EXERCISE INPUTS »
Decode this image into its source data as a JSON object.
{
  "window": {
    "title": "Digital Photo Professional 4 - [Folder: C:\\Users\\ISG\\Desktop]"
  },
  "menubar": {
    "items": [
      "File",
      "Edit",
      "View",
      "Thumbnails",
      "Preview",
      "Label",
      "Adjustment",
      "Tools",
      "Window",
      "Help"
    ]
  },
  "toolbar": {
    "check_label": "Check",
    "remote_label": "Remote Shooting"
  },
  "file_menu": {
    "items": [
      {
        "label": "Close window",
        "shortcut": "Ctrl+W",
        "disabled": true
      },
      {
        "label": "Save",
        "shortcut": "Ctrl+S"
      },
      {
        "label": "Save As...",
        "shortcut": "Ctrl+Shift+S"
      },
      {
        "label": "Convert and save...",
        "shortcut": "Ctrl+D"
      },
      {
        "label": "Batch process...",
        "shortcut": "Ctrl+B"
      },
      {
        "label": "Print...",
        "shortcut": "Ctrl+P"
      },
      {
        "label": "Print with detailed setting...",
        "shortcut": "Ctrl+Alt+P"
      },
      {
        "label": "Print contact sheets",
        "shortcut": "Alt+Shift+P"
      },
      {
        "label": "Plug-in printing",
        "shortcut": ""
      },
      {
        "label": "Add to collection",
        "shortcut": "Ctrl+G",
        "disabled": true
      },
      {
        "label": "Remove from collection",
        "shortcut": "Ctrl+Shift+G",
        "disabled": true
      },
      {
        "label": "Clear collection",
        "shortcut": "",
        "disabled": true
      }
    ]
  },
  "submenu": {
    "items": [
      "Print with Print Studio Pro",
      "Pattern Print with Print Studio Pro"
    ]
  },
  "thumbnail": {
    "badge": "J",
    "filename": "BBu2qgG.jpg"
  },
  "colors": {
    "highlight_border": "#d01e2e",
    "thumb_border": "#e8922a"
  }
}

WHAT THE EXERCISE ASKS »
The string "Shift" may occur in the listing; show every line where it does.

SOLUTION »
        "shortcut": "Ctrl+Shift+S"
        "shortcut": "Alt+Shift+P"
        "shortcut": "Ctrl+Shift+G",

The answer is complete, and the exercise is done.